What is expected — When checking the entries below, count every line with the word "this", then give only that number.

***** Supplied information

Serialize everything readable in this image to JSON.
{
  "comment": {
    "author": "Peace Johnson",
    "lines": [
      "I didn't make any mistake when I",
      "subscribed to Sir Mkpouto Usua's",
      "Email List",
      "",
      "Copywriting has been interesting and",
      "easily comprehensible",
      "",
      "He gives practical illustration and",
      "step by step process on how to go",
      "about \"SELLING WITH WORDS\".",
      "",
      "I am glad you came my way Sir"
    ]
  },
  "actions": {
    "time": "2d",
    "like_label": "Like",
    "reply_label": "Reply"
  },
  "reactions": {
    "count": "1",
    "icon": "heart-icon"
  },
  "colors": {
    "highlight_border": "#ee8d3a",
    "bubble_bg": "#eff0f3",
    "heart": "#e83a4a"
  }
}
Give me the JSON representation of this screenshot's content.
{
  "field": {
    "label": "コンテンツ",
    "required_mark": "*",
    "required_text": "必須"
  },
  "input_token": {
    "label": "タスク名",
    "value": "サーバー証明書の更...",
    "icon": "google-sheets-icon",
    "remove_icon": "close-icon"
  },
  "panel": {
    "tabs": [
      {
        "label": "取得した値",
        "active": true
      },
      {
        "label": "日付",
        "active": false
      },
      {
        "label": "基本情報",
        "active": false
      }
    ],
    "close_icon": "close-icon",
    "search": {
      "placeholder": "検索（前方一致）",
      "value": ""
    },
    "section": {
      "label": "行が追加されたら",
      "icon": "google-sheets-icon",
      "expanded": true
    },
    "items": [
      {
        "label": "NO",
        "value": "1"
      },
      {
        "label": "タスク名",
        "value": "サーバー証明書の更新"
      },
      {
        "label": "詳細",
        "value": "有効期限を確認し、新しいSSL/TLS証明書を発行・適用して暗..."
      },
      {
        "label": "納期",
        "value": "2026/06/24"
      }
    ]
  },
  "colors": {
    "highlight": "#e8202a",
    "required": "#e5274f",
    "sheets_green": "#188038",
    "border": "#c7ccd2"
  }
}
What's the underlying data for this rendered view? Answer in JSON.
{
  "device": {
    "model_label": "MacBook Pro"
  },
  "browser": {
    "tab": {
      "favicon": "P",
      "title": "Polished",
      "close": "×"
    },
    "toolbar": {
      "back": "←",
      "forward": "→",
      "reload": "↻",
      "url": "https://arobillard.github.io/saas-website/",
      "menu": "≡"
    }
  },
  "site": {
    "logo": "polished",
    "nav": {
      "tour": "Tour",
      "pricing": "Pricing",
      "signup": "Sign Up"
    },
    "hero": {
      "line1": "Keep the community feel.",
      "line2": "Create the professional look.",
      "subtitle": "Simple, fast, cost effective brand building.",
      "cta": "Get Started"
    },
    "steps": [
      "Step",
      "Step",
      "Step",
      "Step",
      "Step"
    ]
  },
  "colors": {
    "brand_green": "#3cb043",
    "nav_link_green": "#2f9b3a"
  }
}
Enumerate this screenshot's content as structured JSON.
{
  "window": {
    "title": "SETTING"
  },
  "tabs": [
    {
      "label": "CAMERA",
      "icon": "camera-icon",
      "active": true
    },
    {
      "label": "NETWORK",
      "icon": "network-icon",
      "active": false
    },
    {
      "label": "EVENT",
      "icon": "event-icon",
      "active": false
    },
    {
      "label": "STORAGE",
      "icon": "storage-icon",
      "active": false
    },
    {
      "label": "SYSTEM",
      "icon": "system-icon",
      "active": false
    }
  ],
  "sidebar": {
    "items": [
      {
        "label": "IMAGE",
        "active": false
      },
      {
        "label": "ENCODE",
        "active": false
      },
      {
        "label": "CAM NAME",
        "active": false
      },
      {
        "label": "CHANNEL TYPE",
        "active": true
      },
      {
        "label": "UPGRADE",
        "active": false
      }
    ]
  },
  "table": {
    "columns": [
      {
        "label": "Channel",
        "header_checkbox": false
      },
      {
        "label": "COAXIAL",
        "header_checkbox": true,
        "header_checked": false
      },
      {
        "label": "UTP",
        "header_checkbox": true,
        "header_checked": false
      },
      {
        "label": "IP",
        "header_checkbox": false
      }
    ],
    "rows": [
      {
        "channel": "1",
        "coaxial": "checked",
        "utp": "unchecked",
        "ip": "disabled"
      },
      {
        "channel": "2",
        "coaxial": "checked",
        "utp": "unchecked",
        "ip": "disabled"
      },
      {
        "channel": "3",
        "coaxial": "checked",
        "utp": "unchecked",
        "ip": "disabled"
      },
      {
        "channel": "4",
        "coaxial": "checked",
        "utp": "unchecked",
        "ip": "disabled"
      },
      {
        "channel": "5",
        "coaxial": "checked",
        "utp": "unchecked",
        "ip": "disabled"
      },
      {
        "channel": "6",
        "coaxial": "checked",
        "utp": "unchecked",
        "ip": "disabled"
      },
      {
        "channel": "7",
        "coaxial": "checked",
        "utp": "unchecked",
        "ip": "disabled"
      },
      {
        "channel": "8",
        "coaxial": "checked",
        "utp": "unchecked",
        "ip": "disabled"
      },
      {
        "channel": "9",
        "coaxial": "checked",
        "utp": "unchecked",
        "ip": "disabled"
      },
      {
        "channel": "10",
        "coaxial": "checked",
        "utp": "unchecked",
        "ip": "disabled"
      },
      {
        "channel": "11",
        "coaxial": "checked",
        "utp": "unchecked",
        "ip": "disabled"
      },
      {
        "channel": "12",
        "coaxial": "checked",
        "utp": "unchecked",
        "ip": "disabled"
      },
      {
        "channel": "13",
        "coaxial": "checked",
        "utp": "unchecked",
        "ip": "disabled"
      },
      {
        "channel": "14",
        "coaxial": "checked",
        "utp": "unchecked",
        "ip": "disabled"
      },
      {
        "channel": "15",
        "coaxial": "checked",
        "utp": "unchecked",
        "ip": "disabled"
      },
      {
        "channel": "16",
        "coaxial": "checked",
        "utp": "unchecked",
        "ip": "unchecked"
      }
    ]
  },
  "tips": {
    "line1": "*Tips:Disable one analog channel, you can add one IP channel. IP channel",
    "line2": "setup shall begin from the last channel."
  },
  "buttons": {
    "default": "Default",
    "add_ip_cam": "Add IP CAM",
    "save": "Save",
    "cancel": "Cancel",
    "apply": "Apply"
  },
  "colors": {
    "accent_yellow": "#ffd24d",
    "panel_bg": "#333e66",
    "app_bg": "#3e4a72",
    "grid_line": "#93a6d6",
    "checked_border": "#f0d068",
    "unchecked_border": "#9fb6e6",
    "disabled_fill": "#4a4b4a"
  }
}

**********

Problem solution — 4